======== Source data
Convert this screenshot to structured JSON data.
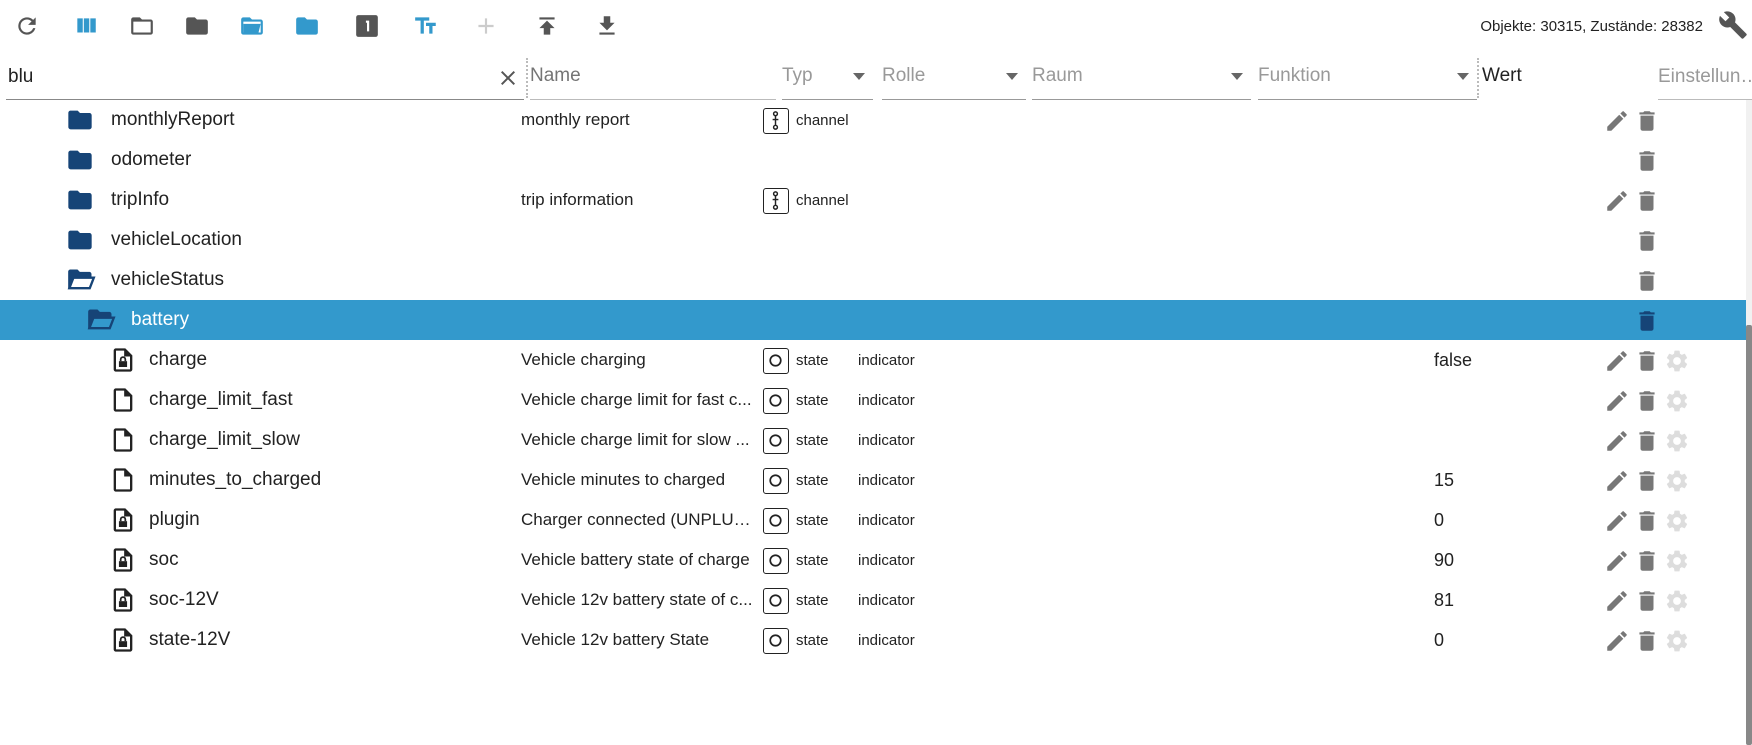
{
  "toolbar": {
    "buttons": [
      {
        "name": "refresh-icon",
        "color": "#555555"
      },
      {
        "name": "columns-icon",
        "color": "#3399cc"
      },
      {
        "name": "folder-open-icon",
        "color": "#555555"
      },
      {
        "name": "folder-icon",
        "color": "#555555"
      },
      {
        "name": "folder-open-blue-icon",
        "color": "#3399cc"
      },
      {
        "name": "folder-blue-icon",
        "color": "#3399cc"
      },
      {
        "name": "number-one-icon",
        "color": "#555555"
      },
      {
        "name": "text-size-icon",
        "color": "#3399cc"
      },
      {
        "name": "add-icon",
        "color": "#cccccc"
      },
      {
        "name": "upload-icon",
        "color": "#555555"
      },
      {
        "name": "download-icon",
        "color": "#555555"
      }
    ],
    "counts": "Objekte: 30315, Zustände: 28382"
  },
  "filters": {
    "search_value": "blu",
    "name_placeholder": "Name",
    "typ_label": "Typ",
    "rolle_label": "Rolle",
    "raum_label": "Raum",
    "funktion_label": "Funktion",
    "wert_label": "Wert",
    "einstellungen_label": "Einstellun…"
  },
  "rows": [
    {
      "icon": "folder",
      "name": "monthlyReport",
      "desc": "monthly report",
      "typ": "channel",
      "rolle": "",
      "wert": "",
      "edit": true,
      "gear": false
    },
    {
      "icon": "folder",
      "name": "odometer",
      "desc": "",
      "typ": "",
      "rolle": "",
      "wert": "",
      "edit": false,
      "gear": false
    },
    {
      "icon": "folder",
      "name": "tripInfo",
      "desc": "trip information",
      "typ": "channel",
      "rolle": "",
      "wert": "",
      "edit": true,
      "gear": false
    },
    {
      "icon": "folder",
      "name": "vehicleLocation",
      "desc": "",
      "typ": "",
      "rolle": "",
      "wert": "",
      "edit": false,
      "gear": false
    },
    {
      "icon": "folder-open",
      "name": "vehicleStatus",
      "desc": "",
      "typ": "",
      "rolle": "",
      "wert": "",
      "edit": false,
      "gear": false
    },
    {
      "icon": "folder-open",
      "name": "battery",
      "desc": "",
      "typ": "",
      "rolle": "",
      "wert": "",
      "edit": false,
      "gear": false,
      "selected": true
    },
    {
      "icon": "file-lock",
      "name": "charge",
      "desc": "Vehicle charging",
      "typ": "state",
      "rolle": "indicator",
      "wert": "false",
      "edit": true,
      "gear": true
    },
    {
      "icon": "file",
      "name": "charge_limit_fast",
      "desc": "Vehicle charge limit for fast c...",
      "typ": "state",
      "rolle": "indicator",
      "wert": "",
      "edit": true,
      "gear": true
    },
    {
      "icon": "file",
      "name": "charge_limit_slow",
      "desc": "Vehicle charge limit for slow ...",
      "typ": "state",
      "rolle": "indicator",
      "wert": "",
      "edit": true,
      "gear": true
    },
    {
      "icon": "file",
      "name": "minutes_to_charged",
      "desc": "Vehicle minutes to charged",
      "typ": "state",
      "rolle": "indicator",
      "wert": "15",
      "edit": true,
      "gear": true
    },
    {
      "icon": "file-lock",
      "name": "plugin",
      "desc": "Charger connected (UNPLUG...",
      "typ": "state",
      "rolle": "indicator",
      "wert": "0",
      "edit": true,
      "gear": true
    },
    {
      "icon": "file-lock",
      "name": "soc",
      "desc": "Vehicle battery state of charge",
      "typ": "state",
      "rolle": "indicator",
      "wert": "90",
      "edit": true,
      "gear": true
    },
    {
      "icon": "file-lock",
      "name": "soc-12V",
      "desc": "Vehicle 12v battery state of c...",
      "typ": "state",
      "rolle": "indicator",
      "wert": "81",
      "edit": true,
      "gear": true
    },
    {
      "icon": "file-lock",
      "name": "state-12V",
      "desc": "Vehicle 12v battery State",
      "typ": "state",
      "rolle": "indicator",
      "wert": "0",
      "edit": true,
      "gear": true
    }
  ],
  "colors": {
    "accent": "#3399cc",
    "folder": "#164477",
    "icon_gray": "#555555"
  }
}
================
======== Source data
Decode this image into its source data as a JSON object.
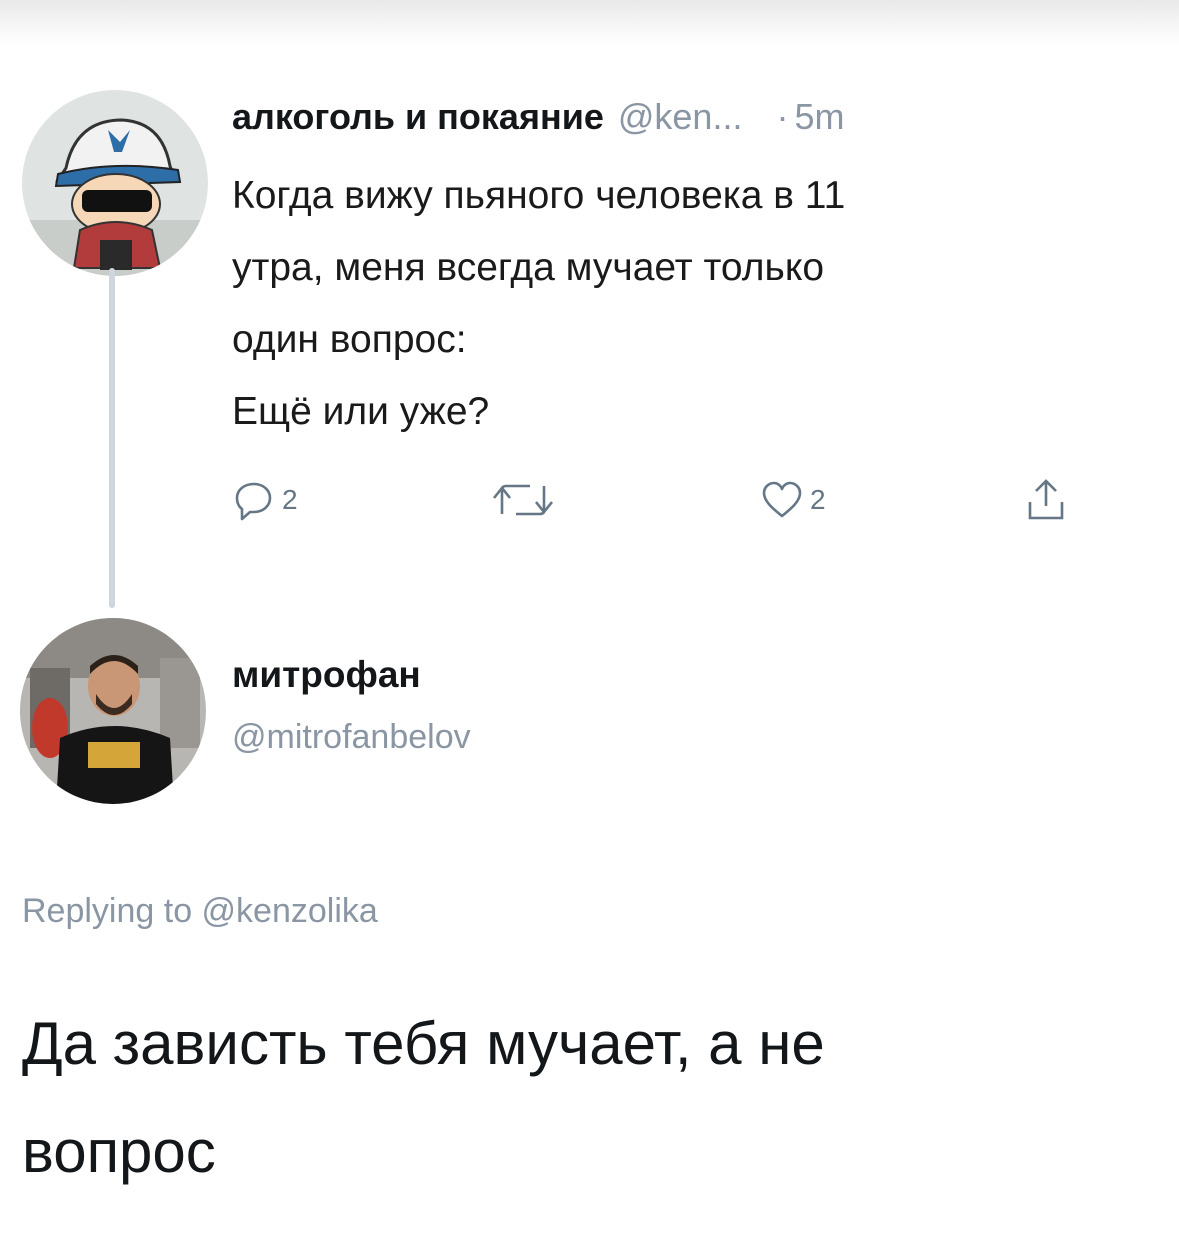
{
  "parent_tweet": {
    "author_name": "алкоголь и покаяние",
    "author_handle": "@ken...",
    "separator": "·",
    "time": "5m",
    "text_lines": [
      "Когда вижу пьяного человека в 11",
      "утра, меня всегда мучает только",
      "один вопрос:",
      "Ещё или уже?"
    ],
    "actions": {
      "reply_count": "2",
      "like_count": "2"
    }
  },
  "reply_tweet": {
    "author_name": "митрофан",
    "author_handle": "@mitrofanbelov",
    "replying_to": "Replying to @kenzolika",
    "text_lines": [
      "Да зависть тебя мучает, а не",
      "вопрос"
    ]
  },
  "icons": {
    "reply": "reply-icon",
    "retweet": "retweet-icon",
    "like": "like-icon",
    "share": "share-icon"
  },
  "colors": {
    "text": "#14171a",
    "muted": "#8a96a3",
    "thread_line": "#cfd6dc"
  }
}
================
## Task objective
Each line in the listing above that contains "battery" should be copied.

## Problem solution
      "name": "battery",
      "desc": "Vehicle battery state of charge",
      "desc": "Vehicle 12v battery state of c...",
      "desc": "Vehicle 12v battery State",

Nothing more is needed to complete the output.